The rapid approach of spring in a mountain town is a strange dichotomy. On one hand, people are ready for warmth and a return to their favourite lakes and trails after a long Canadian winter. On the other, vehement skiers and snowboarders keep basking in the lingering winter conditions such as we’ve seen in British Columbia this year. But the best thing about spring? The opportunity to multi-sport. Ski, climb, run, hike, bike… even swim if you’re feeling brave enough. With daylight stretching longer with each passing week, there’s no better time to fire up all ends of the gear closet, here are some of favorite spring activities you can double (or triple up) in a day.
While mid-winter overhead-deep powder skiing is what we live for during the winter, spring has its own appeal.
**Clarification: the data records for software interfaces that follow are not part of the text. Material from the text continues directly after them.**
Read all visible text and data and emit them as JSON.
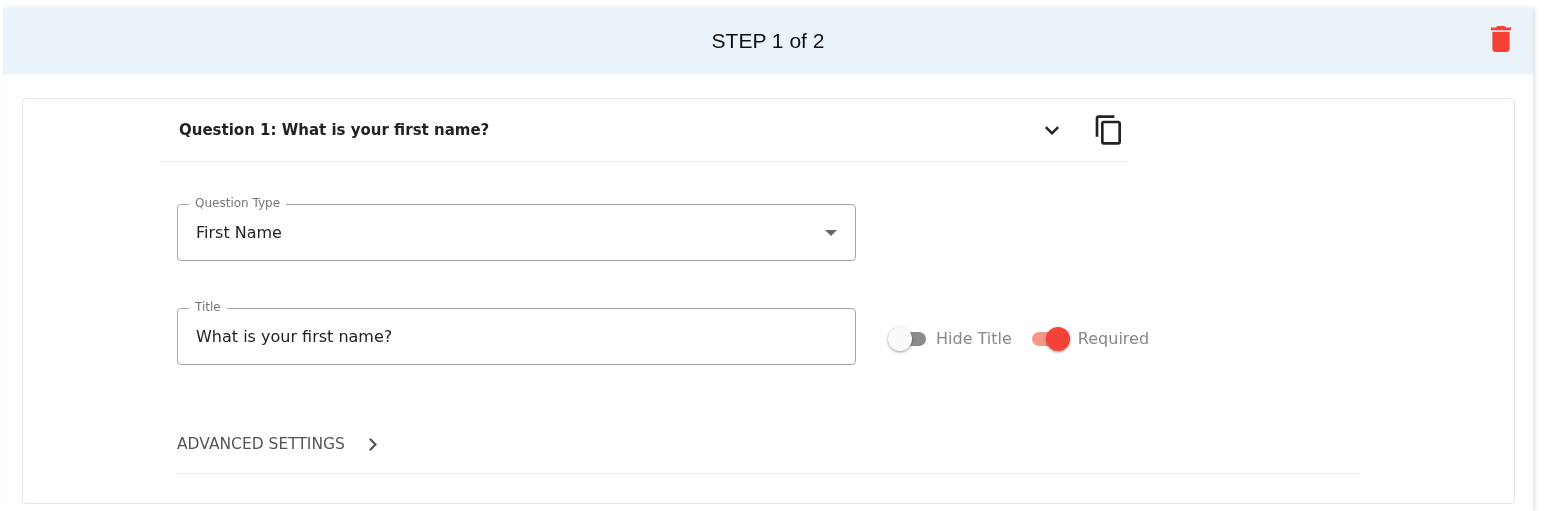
{
  "step": {
    "title": "STEP 1 of 2"
  },
  "question": {
    "title": "Question 1: What is your first name?",
    "expanded": true,
    "fields": [
      {
        "kind": "select",
        "label": "Question Type",
        "value": "First Name"
      },
      {
        "kind": "text",
        "label": "Title",
        "value": "What is your first name?"
      }
    ],
    "toggles": [
      {
        "label": "Hide Title",
        "on": false
      },
      {
        "label": "Required",
        "on": true
      }
    ],
    "advanced": {
      "label": "ADVANCED SETTINGS",
      "expanded": false
    }
  }
}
Powder days still grace the Coast Mountains as late as early May, even later if you are willing to hike further than everyone else. And if the powder is scarce, skiing on spring corn snow is great fun, too.
Spring is also the season for ski mountaineering, when snow pack is often at its deepest at higher elevations. With warmer overnight temperatures, camping on snow for multi-day trips or traverses is a lot more pleasant during the spring season. When travelling into glaciated terrain, be sure to have your crevasse rescue gear (and training) in check. Spring temperature fluctuations can destabilize snow bridges, so make sure you are prepared for a crevasse rescue scenario.
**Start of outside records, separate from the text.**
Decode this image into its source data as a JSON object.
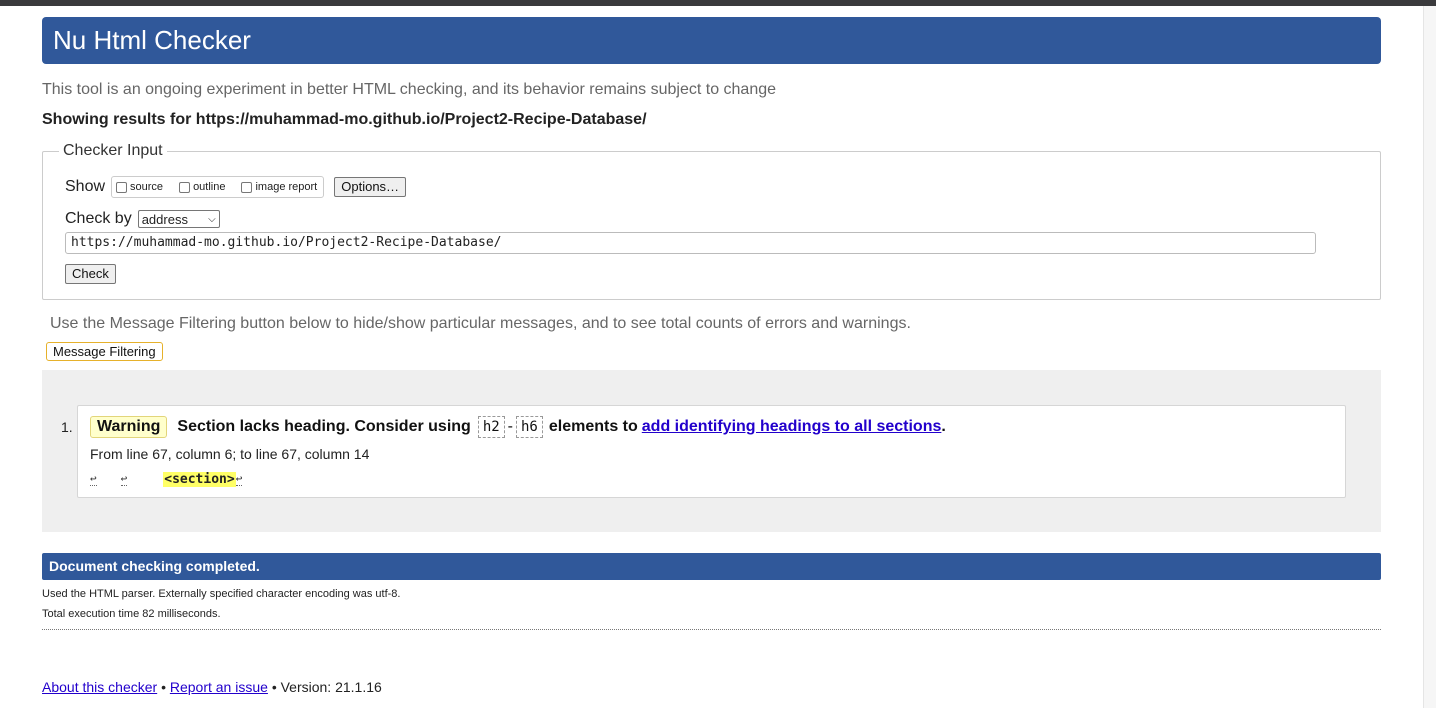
{
  "header": {
    "title": "Nu Html Checker"
  },
  "intro_text": "This tool is an ongoing experiment in better HTML checking, and its behavior remains subject to change",
  "results_for": "Showing results for https://muhammad-mo.github.io/Project2-Recipe-Database/",
  "checker_input": {
    "legend": "Checker Input",
    "show_label": "Show",
    "show_options": [
      {
        "label": "source",
        "checked": false
      },
      {
        "label": "outline",
        "checked": false
      },
      {
        "label": "image report",
        "checked": false
      }
    ],
    "options_button": "Options…",
    "check_by_label": "Check by",
    "check_by_value": "address",
    "url_value": "https://muhammad-mo.github.io/Project2-Recipe-Database/",
    "check_button": "Check"
  },
  "filter": {
    "note": "Use the Message Filtering button below to hide/show particular messages, and to see total counts of errors and warnings.",
    "button": "Message Filtering"
  },
  "messages": [
    {
      "number": "1.",
      "type": "Warning",
      "text_before": "Section lacks heading. Consider using",
      "code_from": "h2",
      "dash": "-",
      "code_to": "h6",
      "text_mid": "elements to",
      "link": "add identifying headings to all sections",
      "text_end": ".",
      "location": "From line 67, column 6; to line 67, column 14",
      "extract_tag": "<section>",
      "lf_glyph": "↩"
    }
  ],
  "completion": {
    "title": "Document checking completed.",
    "parser_note": "Used the HTML parser. Externally specified character encoding was utf-8.",
    "exec_time": "Total execution time 82 milliseconds."
  },
  "footer": {
    "about": "About this checker",
    "sep1": "•",
    "report": "Report an issue",
    "version": "• Version: 21.1.16"
  },
  "colors": {
    "banner": "#30589a",
    "warning_badge": "#ffffcc",
    "highlight": "#ffff66",
    "link": "#2200cc",
    "filter_border": "#e6b12b"
  }
}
Squamish and the Canadian Rockies are two of the most popular rock climbing destinations in Canada. It’s not surprising then, at the first signs of spring, vehement local climbers can be spotted dangling from ropes on their favourite routes cleaning moss and dirt off the rock with nut tools and wire brushes. Tackling longer and more advanced climbing routes can require months of conditioning, a big reason why rock climbers like to get out of the gym and onto the rock as early as possible. Spring rain can interfere with these plans, but a day or two of sunshine is sometimes all that a rock face needs to dry out.
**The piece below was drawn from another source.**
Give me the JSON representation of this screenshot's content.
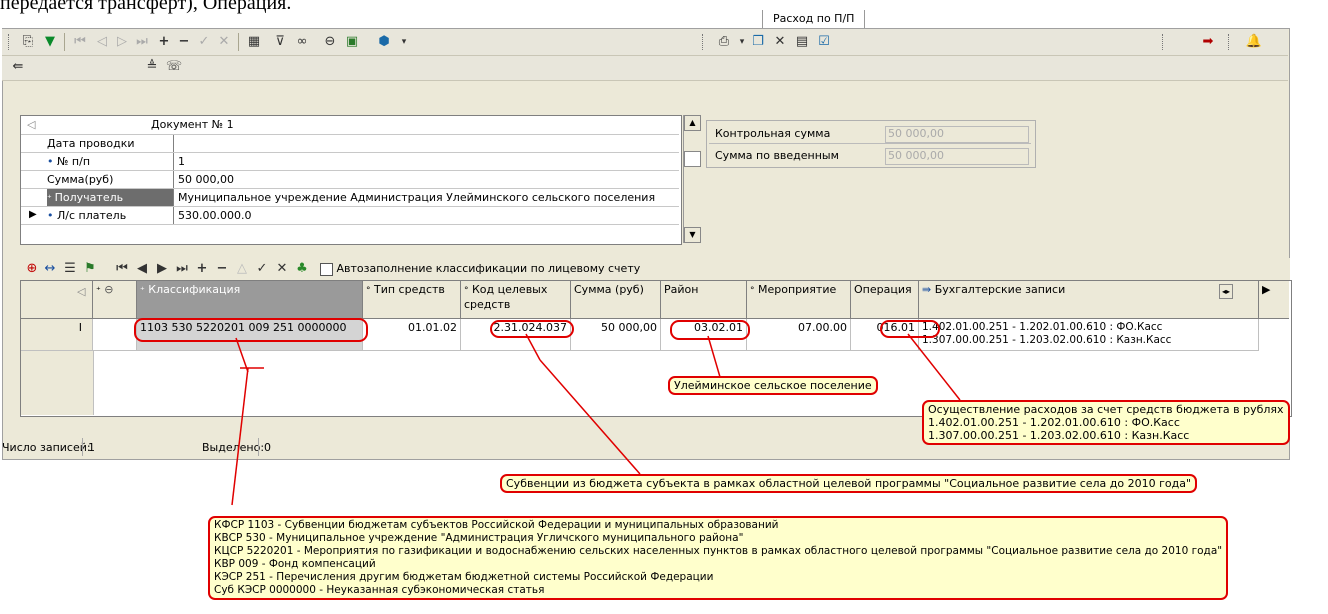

The prime climbing season is June through to August, but if weather cooperates climbers can be out on the rock as early as February and as late as October.
Not sure if the trail is clear above 800m elevation? Strap your snowshoes to your pack and head on up! There’s no better way to get a head start on your summer hiking fitness than hill climbing in the spring. If you want to stick to hiking in your boots, look for lower elevation trails near the valley bottom. With massive amounts of snow runoff, spring is also the season to witness local waterfalls with their highest flow of the year.
Whistler may still have snow blanketing most of its valley, but Squamish and Pemberton’s bike trails already have tire tracks. Again, stick to lower elevation trails to avoid the dreaded hike-a-bike snow trudge. Remember to dress warm!
For the brave. If you just have to get out to scratch that paddleboarding itch, there’s plenty of waterways and lakes current losing their winter coating. Consider investing in a wetsuit and don’t head out without a personal flotation device (PFD).
While a stretch of sunny days might seem like the golden opportunity, try not to pick more than two, maximum three sports in a day. Any more than that and you’ll spend your whole time commuting and loading/unloading gear.
May the months of multi-sport be with you.